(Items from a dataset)
= Beginning of Section =

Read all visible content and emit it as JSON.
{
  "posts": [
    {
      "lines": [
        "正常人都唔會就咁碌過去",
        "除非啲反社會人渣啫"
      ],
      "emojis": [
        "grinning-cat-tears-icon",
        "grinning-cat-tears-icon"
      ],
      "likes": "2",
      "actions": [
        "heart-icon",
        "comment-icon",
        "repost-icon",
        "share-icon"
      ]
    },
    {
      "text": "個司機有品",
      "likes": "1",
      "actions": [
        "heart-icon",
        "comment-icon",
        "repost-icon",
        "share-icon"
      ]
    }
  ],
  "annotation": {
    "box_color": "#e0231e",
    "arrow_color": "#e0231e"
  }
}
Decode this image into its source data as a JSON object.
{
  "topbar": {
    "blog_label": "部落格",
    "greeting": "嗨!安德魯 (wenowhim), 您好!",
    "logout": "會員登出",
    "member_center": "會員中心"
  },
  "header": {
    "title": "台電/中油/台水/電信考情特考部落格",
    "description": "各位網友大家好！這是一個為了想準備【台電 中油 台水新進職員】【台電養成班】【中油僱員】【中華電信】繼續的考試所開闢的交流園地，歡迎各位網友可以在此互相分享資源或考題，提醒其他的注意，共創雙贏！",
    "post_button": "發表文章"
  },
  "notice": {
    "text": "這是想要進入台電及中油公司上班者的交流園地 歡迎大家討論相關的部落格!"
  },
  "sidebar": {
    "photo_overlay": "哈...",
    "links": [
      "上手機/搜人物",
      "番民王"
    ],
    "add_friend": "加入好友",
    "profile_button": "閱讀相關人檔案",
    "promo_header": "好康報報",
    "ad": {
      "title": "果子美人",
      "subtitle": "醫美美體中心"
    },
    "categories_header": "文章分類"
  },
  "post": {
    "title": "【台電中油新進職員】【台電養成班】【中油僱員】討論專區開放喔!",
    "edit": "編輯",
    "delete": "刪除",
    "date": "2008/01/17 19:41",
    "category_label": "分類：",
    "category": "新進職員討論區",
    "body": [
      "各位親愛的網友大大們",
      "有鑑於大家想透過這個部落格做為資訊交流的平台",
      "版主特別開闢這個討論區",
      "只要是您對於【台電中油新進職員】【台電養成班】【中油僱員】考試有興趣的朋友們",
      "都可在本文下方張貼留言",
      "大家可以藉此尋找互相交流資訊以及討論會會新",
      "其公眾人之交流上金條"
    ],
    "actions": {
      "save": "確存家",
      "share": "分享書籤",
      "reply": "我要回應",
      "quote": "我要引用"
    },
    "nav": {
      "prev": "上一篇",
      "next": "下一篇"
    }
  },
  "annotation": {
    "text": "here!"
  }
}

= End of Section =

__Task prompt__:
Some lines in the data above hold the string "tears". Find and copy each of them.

__Written reply__:
        "grinning-cat-tears-icon",
        "grinning-cat-tears-icon"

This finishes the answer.